Dave Hurska
Logged

"see you out there"
Railsplitter
Tech/5
**

Karma: +0/-0
Offline Offline

Posts: 64



View Profile
« Reply #11 on: February 15, 2010, 10:27:54 AM »

I have been an Army O/C and Gary has the priorities basically right, although the training involved and scenario management are hand in hand.  I ran about 200 squad lanes one summer, on two hour increments, and wrote evaluations on each...yes 200 evaluations. 

The reasons it works at Clark is the O/Cs are prior military or experienced reenactors who are trained.  O/Cs are different than umpires...O/Cs loyalty should be to the scenario and event versus a unit or side.  You keep the scenario going and if people violate the scenario rules or arrangements, there is pain involved.  The other part of it is management of the two sides to get them into contact.  This is a touchy business of dropping hints, cajoling, or just telling them what to do (if they can't get it any other way).

At Clark we attacked our objective, which was a pavilion, and took it without a shot.  That is where the german were supposed to be, but they decided it was more fun to set up somewhere else.  They called us and asked us to attack this walled facility surrounded by open ground.  First off, I would never have attacked that site with dismounted infantry..I would have mortared, MGd and bazooka'd it for about an hour first and then walked in to collect the wounded.  Second, we did it to play nice, and what ensued was a pretty stupid unsafe scenario that a 15 year old would have enjoyed...someone with no sense of responsibility of keeping your troops safe.  Close range firing, spraying and praying over walls...it was bad.  I was glad it ended soon.  If the other side would have done what they were supposed to, we could have had a nice safe battle over the assigned objective.

LTC Tim
Logged
Pages: [1]
  Print  
 
Jump to:  

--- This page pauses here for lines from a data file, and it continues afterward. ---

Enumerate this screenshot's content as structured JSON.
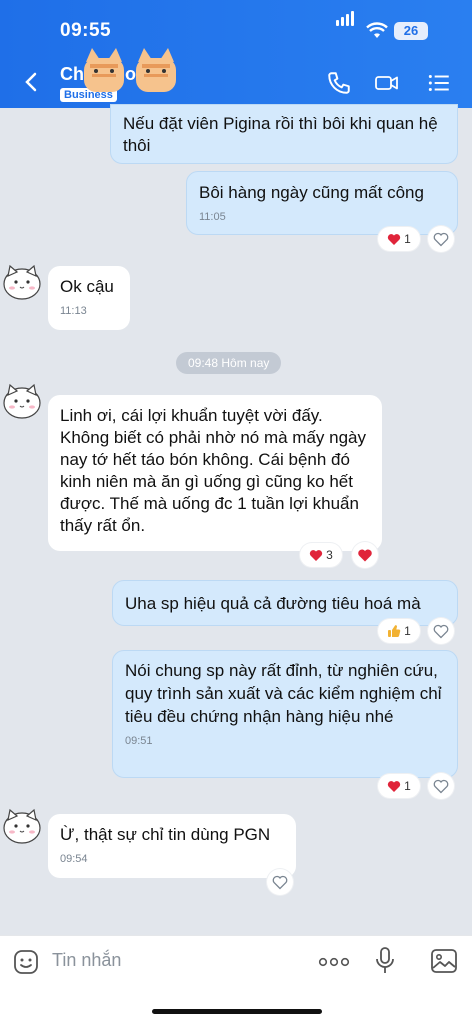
{
  "status_bar": {
    "time": "09:55",
    "battery": "26"
  },
  "header": {
    "title": "Chị ... go",
    "badge": "Business"
  },
  "messages": [
    {
      "direction": "outgoing",
      "text": "Nếu đặt viên Pigina rồi thì bôi khi quan hệ thôi"
    },
    {
      "direction": "outgoing",
      "text": "Bôi hàng ngày cũng mất công",
      "time": "11:05",
      "reaction_count": "1"
    },
    {
      "direction": "incoming",
      "text": "Ok cậu",
      "time": "11:13"
    },
    {
      "direction": "incoming",
      "text": "Linh ơi, cái lợi khuẩn tuyệt vời đấy. Không biết có phải nhờ nó mà mấy ngày nay tớ hết táo bón không. Cái bệnh đó kinh niên mà ăn gì uống gì cũng ko hết được. Thế mà uống đc 1 tuần lợi khuẩn thấy rất ổn.",
      "reaction_count": "3"
    },
    {
      "direction": "outgoing",
      "text": "Uha sp hiệu quả cả đường tiêu hoá mà",
      "reaction_count": "1"
    },
    {
      "direction": "outgoing",
      "text": "Nói chung sp này rất đỉnh, từ nghiên cứu, quy trình sản xuất và các kiểm nghiệm chỉ tiêu đều chứng nhận hàng hiệu nhé",
      "time": "09:51",
      "reaction_count": "1"
    },
    {
      "direction": "incoming",
      "text": "Ừ, thật sự chỉ tin dùng PGN",
      "time": "09:54"
    }
  ],
  "date_separator": "09:48 Hôm nay",
  "composer": {
    "placeholder": "Tin nhắn"
  },
  "colors": {
    "header": "#1f6fe8",
    "outgoing_bubble": "#d4e9fc",
    "incoming_bubble": "#ffffff",
    "heart": "#e0243a"
  }
}
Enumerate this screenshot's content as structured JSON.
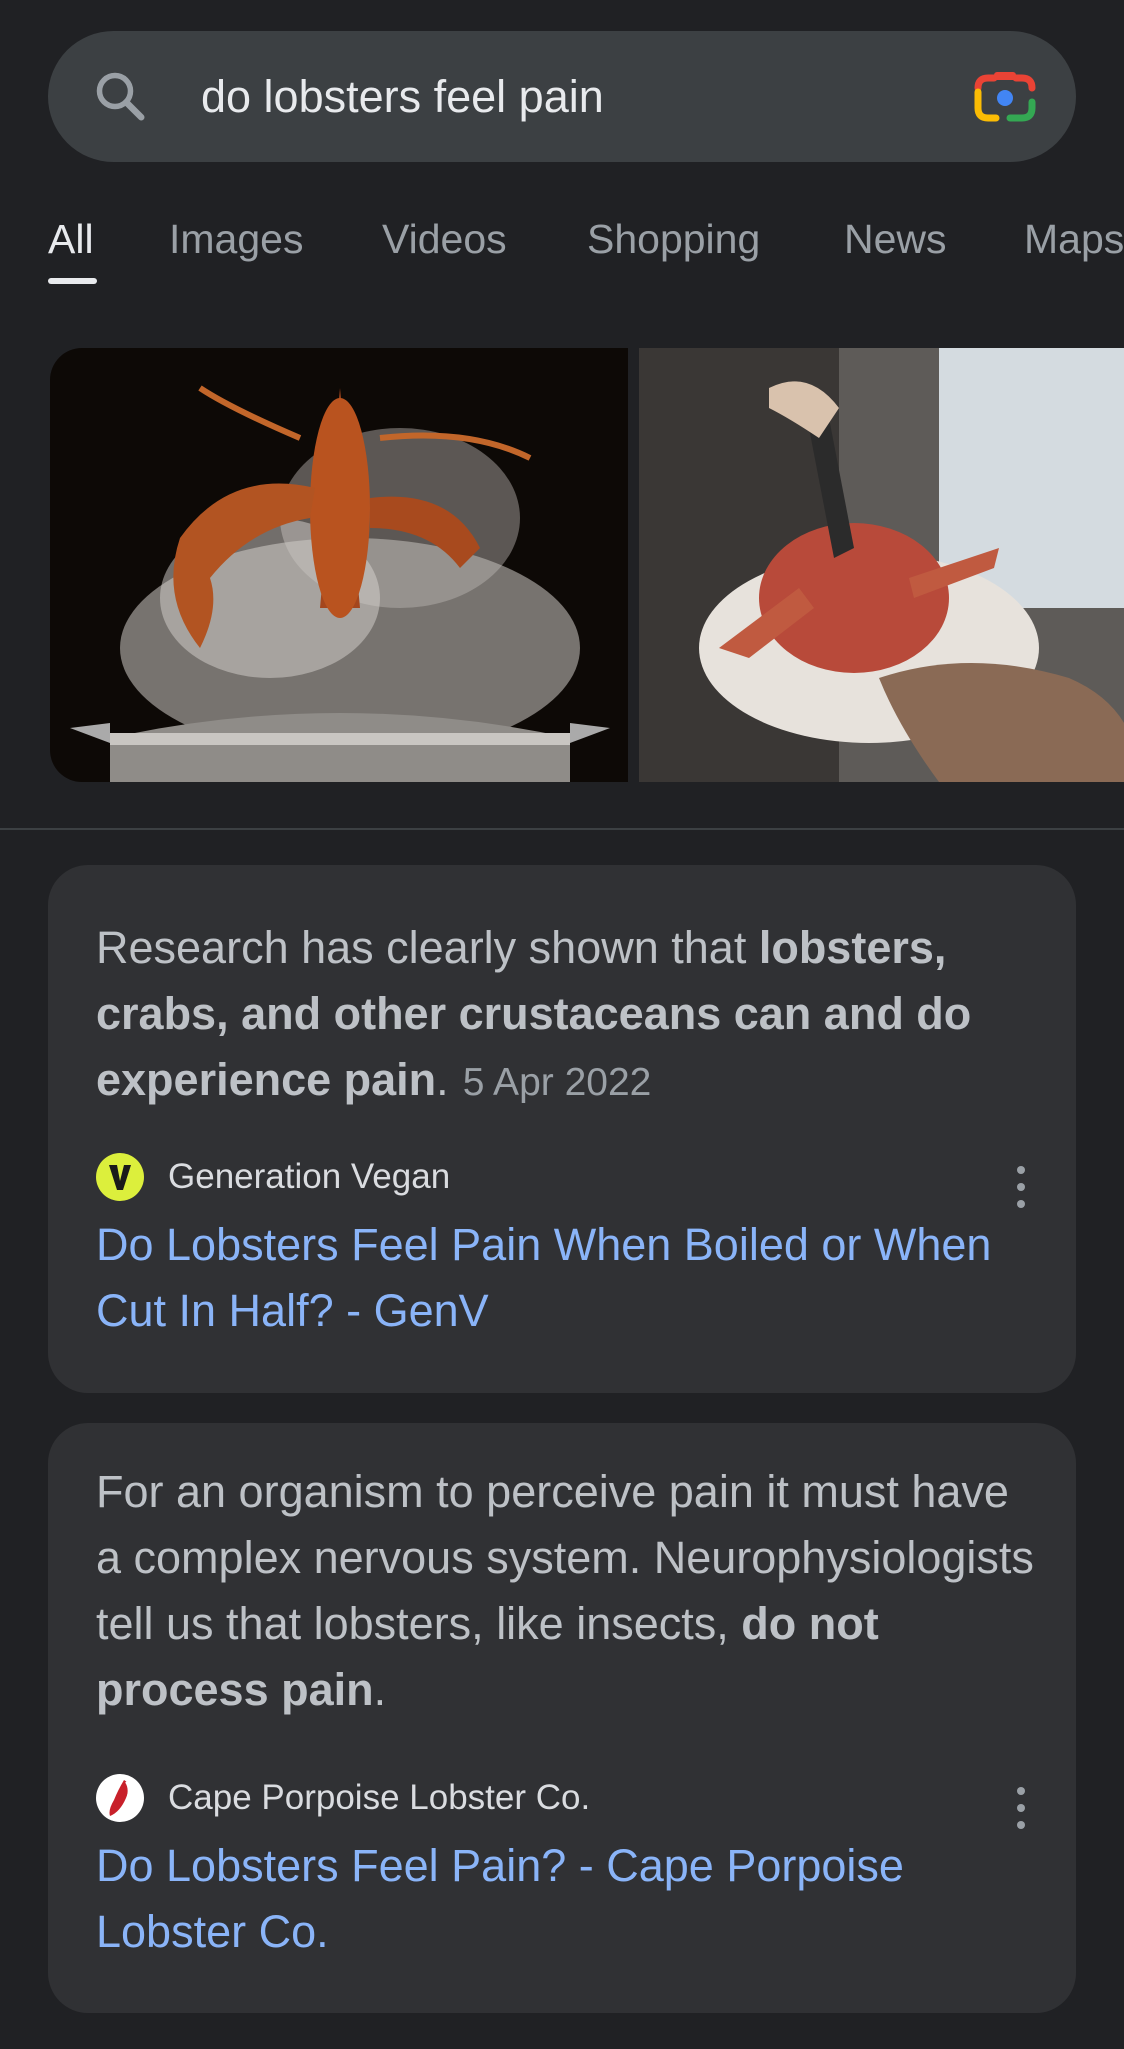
{
  "search": {
    "query": "do lobsters feel pain",
    "icon": "search-icon",
    "lens_icon": "google-lens-icon"
  },
  "tabs": [
    {
      "label": "All",
      "active": true
    },
    {
      "label": "Images",
      "active": false
    },
    {
      "label": "Videos",
      "active": false
    },
    {
      "label": "Shopping",
      "active": false
    },
    {
      "label": "News",
      "active": false
    },
    {
      "label": "Maps",
      "active": false
    }
  ],
  "results": [
    {
      "snippet_plain_1": "Research has clearly shown that ",
      "snippet_bold_1": "lobsters, crabs, and other crustaceans can and do experience pain",
      "snippet_plain_2": ".",
      "date": "5 Apr 2022",
      "source": "Generation Vegan",
      "favicon": "generation-vegan-logo",
      "title": "Do Lobsters Feel Pain When Boiled or When Cut In Half? - GenV"
    },
    {
      "snippet_plain_1": "For an organism to perceive pain it must have a complex nervous system. Neurophysiologists tell us that lobsters, like insects, ",
      "snippet_bold_1": "do not process pain",
      "snippet_plain_2": ".",
      "source": "Cape Porpoise Lobster Co.",
      "favicon": "cape-porpoise-logo",
      "title": "Do Lobsters Feel Pain? - Cape Porpoise Lobster Co."
    }
  ],
  "colors": {
    "background": "#202124",
    "card": "#303134",
    "link": "#8ab4f8",
    "text": "#bdc1c6"
  }
}
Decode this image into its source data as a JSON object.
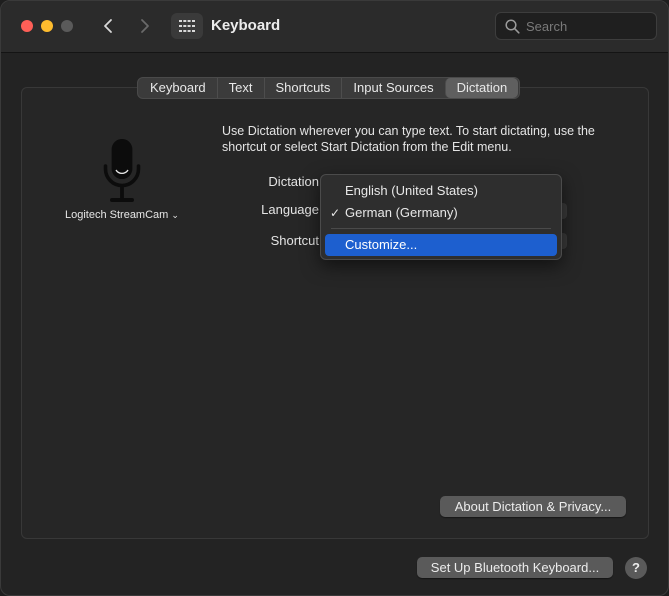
{
  "window": {
    "title": "Keyboard",
    "search_placeholder": "Search"
  },
  "tabs": [
    {
      "label": "Keyboard",
      "active": false
    },
    {
      "label": "Text",
      "active": false
    },
    {
      "label": "Shortcuts",
      "active": false
    },
    {
      "label": "Input Sources",
      "active": false
    },
    {
      "label": "Dictation",
      "active": true
    }
  ],
  "dictation": {
    "microphone": "Logitech StreamCam",
    "description": "Use Dictation wherever you can type text. To start dictating, use the shortcut or select Start Dictation from the Edit menu.",
    "labels": {
      "dictation": "Dictation",
      "language": "Language",
      "shortcut": "Shortcut"
    }
  },
  "language_menu": {
    "items": [
      {
        "label": "English (United States)",
        "checked": false
      },
      {
        "label": "German (Germany)",
        "checked": true
      }
    ],
    "customize_label": "Customize...",
    "check_glyph": "✓"
  },
  "buttons": {
    "privacy": "About Dictation & Privacy...",
    "bluetooth": "Set Up Bluetooth Keyboard...",
    "help": "?"
  },
  "colors": {
    "close": "#fe5f57",
    "minimize": "#febc2e",
    "highlight": "#1d5fcf"
  },
  "icons": {
    "back": "chevron-left-icon",
    "forward": "chevron-right-icon",
    "grid": "grid-icon",
    "search": "search-icon",
    "mic": "microphone-icon"
  }
}
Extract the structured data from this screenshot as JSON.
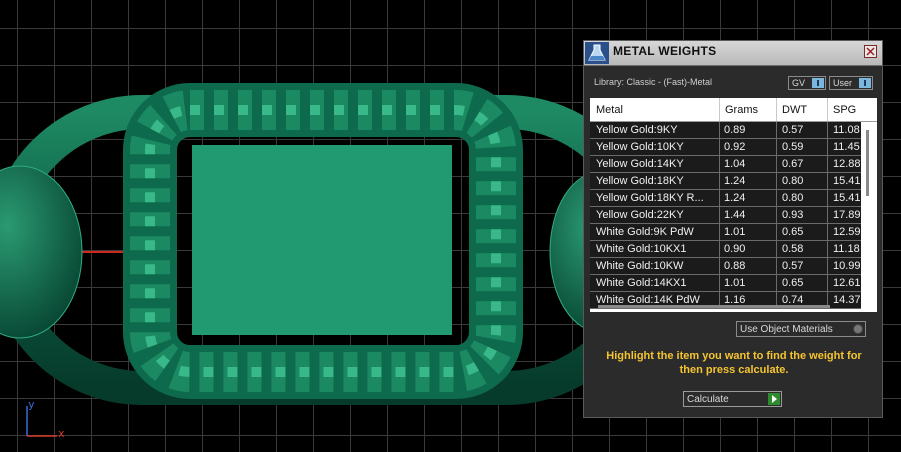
{
  "viewport": {
    "axis_y": "y",
    "axis_x": "x"
  },
  "panel": {
    "title": "METAL WEIGHTS",
    "library_label": "Library: Classic - (Fast)-Metal",
    "gv_label": "GV",
    "user_label": "User",
    "columns": [
      "Metal",
      "Grams",
      "DWT",
      "SPG"
    ],
    "rows": [
      {
        "metal": "Yellow Gold:9KY",
        "grams": "0.89",
        "dwt": "0.57",
        "spg": "11.08"
      },
      {
        "metal": "Yellow Gold:10KY",
        "grams": "0.92",
        "dwt": "0.59",
        "spg": "11.45"
      },
      {
        "metal": "Yellow Gold:14KY",
        "grams": "1.04",
        "dwt": "0.67",
        "spg": "12.88"
      },
      {
        "metal": "Yellow Gold:18KY",
        "grams": "1.24",
        "dwt": "0.80",
        "spg": "15.41"
      },
      {
        "metal": "Yellow Gold:18KY R...",
        "grams": "1.24",
        "dwt": "0.80",
        "spg": "15.41"
      },
      {
        "metal": "Yellow Gold:22KY",
        "grams": "1.44",
        "dwt": "0.93",
        "spg": "17.89"
      },
      {
        "metal": "White Gold:9K PdW",
        "grams": "1.01",
        "dwt": "0.65",
        "spg": "12.59"
      },
      {
        "metal": "White Gold:10KX1",
        "grams": "0.90",
        "dwt": "0.58",
        "spg": "11.18"
      },
      {
        "metal": "White Gold:10KW",
        "grams": "0.88",
        "dwt": "0.57",
        "spg": "10.99"
      },
      {
        "metal": "White Gold:14KX1",
        "grams": "1.01",
        "dwt": "0.65",
        "spg": "12.61"
      },
      {
        "metal": "White Gold:14K PdW",
        "grams": "1.16",
        "dwt": "0.74",
        "spg": "14.37"
      }
    ],
    "use_object_materials": "Use Object Materials",
    "hint": "Highlight the item you want to find the weight for then press calculate.",
    "calculate_label": "Calculate"
  },
  "colors": {
    "model_green": "#0f6e51",
    "hint_yellow": "#f4c531",
    "grid": "#3a3a3a"
  }
}
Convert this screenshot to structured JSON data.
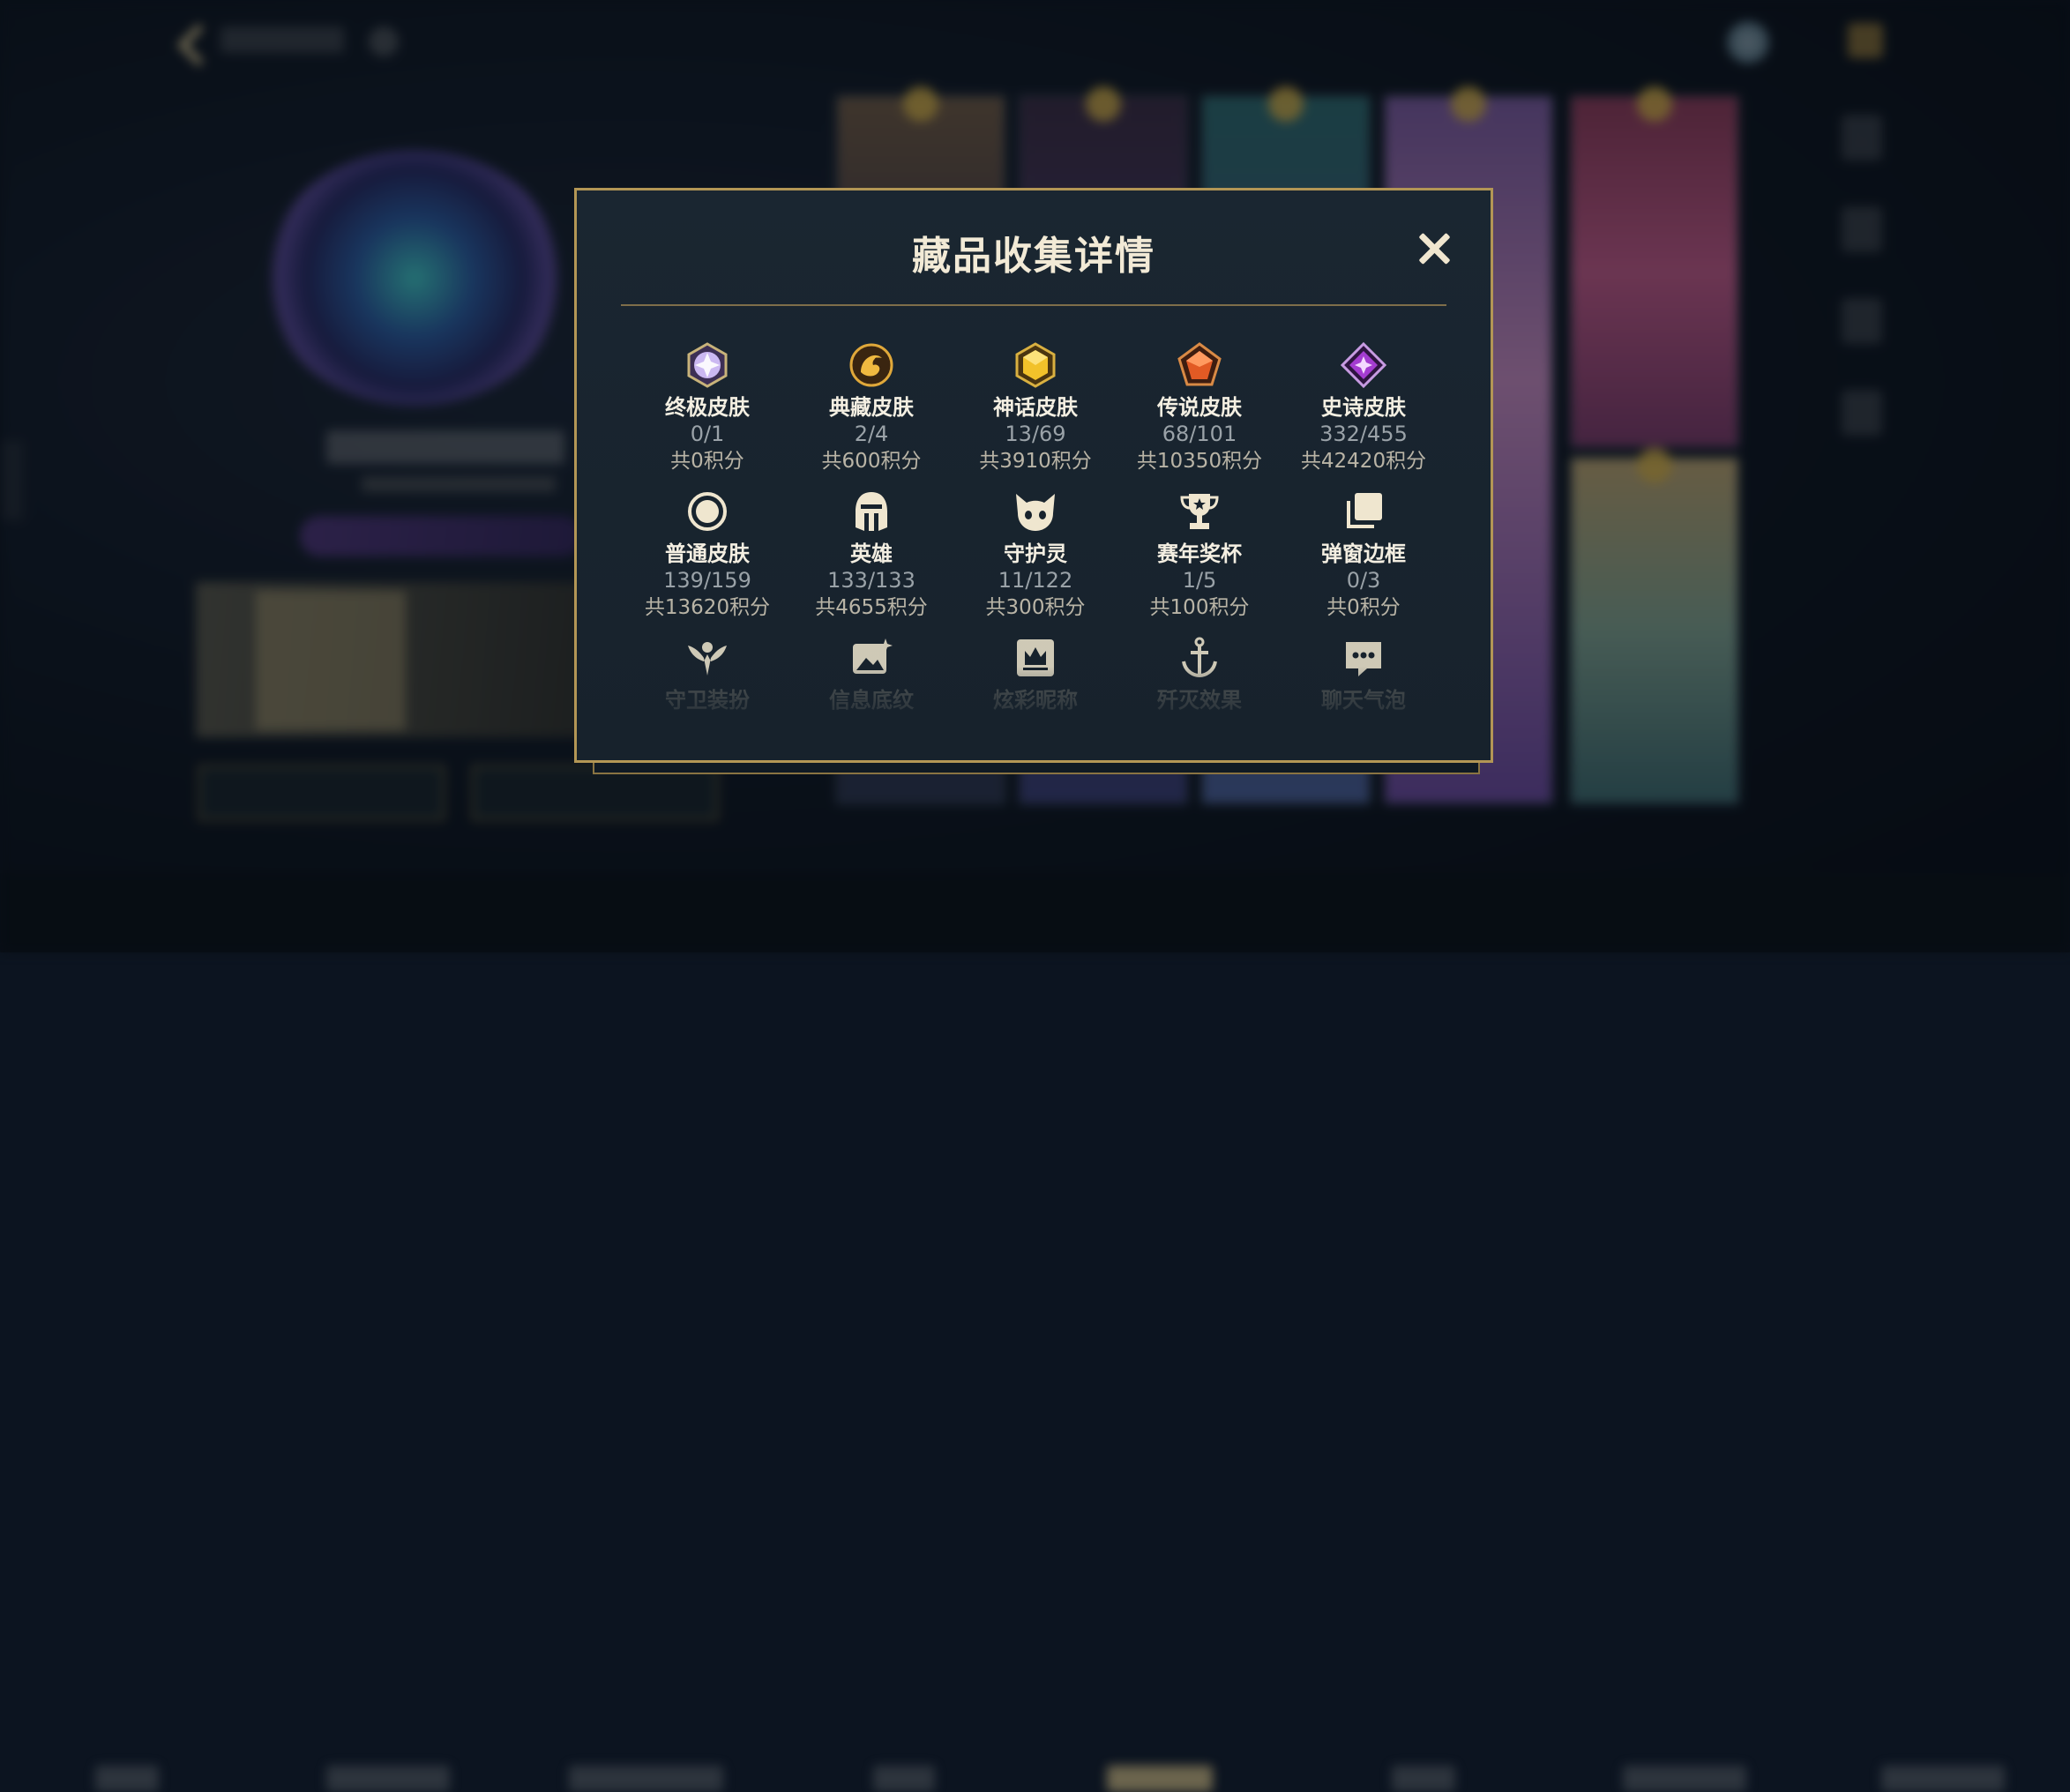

Powered by MySQL Powered by PHP Powered by SMF 1.1.6 | SMF © 2006-2008, Simple Machines LLC
TinyPortal v0.9.8 © Bloc
Forum Sitemap
Valid XHTML 1.0! Valid CSS!